Although the writing is proficient, and the planet and culture dynamics intriguing, the ending fell flat for me. I needed more emotional ties between the murderer and his victim to believe in the denouement.

Suzanne Church, in "Everyone Needs a Couch" posits the likely results if a writer's short story inspires the actual production of teleportation. This one was quite amusing, with the main character, Tank Lazier, running into various species who variously want to devour him or use him as inspiration. Although the mystery is no real puzzle to the reader, it is fun, especially since the protagonist is a likeable character with a strong reliance on booze and a desire for revenge on his ex-girlfriend. Still, despite its strengths, the end just misses satisfying.

"For We Being Many" by Paul Marlowe gives the reader another satisfying character--this one an amalgam of police officer and minister. Father McHaffy, his rescued dog, Tail, and his new partner, Raxi, are thrust into the murders of the Bishop's faithful. Investigation leads them to the producer of unregistered bio-semiconductor implants, and from there to the surprising murderer. The characterization pulled me through the story, rather than a strong desire to know who the murderer was or why, and I found the illuminating moment not set up enough to feel inevitable. However, the writing is good, as is the pacing, and I'd like to read more of Father McHaffy's adventures.

By far the strongest story of this edition is Ian Creasey's "Demonstration Day". Drake, a salesman for scientific equipment, has to discover the whereabouts of Rankin, missing in action from this year's demonstration of the latest scientific advances, or be kicked out from the convention himself. In a frenzy of fast-thinking, Drake utilizes Rankin's dead dog, gremlin traps, and a competitor's equipment to resolve his dilemma.

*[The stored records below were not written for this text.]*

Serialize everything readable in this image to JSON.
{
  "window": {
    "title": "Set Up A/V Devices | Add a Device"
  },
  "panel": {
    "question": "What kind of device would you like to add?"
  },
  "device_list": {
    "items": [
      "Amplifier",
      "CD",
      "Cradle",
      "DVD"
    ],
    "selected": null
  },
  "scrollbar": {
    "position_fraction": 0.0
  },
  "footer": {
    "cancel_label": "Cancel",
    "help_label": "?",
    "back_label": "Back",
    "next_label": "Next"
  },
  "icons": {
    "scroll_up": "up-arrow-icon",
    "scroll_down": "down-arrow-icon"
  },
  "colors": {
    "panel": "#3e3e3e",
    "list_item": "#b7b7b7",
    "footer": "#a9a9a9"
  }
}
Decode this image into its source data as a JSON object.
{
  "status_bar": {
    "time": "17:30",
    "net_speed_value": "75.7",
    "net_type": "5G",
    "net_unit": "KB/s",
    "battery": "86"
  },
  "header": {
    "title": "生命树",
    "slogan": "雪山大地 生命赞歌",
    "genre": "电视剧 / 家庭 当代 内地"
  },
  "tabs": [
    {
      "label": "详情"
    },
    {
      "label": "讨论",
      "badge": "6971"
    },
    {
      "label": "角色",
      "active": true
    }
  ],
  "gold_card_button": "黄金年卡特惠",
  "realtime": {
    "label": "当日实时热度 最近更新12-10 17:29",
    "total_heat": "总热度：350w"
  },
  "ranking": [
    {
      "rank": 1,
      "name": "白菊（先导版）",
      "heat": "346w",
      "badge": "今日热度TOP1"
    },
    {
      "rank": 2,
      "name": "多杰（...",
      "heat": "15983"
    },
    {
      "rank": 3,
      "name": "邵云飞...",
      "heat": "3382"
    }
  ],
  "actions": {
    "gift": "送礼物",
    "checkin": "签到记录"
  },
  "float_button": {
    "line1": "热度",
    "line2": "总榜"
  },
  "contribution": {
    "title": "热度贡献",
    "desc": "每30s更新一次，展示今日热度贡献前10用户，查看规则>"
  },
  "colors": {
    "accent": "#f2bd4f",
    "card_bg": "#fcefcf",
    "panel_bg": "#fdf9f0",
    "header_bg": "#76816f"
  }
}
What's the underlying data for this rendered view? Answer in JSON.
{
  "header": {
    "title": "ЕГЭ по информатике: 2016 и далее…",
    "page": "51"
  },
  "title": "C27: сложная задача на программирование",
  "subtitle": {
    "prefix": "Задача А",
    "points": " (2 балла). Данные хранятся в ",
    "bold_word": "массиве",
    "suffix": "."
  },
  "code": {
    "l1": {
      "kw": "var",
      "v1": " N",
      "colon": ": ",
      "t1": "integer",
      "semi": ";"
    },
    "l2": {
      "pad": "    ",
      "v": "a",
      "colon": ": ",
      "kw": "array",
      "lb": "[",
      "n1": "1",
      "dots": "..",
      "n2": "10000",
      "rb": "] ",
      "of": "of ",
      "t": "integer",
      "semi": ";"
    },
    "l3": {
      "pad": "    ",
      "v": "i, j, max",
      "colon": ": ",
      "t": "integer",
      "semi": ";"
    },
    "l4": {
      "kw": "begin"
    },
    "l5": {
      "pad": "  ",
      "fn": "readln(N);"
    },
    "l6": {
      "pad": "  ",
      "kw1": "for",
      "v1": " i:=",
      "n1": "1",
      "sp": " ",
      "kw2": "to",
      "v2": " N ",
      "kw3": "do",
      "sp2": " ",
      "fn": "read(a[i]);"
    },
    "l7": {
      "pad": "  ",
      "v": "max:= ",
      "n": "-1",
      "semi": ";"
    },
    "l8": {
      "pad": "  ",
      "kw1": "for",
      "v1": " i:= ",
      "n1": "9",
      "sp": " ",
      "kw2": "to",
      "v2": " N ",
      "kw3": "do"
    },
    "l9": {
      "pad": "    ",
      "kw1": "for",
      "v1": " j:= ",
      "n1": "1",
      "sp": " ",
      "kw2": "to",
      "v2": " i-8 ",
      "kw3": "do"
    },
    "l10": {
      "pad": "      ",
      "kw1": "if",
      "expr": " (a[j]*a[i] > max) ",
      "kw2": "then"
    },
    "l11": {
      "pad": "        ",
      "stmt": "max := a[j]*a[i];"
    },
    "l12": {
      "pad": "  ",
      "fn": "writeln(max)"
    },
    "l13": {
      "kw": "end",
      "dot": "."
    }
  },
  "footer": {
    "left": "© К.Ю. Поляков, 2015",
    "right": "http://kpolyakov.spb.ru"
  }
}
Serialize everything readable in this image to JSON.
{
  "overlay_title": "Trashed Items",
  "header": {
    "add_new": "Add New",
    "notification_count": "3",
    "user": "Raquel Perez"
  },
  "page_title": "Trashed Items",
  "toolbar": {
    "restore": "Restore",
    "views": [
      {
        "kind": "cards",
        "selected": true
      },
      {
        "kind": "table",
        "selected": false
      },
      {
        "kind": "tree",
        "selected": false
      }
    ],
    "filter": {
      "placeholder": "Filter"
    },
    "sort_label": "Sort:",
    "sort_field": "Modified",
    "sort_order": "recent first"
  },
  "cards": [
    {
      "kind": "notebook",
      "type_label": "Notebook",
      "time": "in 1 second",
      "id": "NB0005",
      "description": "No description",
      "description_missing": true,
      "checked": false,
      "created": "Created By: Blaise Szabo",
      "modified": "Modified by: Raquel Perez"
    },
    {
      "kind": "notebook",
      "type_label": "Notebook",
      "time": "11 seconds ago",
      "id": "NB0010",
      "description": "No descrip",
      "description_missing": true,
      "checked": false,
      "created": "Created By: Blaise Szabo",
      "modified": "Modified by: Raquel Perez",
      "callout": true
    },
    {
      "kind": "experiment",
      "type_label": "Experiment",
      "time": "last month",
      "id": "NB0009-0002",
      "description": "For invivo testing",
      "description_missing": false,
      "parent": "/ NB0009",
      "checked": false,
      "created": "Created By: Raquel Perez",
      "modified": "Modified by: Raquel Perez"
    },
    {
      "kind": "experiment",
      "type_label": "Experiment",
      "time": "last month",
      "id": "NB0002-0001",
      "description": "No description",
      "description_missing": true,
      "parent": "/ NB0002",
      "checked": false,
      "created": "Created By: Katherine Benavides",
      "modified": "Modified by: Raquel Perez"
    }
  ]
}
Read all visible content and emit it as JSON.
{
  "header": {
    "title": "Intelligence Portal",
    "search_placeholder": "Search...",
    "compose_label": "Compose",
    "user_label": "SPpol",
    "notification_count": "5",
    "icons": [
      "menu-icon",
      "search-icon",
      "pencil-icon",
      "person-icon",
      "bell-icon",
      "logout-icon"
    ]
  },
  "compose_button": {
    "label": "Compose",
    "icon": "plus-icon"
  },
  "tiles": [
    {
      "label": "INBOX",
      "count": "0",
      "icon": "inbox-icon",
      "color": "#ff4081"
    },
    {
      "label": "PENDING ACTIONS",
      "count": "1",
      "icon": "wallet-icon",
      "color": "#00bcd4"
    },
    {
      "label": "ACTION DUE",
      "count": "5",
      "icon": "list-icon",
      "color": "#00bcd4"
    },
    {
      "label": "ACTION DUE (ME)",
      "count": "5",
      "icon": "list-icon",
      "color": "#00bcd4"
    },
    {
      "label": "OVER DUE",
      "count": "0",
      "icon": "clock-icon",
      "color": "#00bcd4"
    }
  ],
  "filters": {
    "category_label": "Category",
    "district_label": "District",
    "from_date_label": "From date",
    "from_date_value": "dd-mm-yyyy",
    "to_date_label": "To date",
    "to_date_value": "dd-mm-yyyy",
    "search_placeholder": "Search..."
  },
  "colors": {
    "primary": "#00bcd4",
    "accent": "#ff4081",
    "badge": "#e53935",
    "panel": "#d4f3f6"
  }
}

Drake, while likeable, is tarred by self-serving greed, yet provides a cynical view of scientists more concerned with their own pet theories than one of their own missing. All in all, he's a charming scamp, and well able to hold his own amongst the geniuses who dot the convention landscape.

This story gets my vote for best of issue and is well worth the read.

Marsha Sisolak chases kindergartners in her day job in Southern California. Her fiction has appeared in Andromeda Spaceways Inflight Magazine, Ideomancer, and other publications. She is a member of the Clarion West 2003 class, and currently is one of the editorial horde for Ideomancer.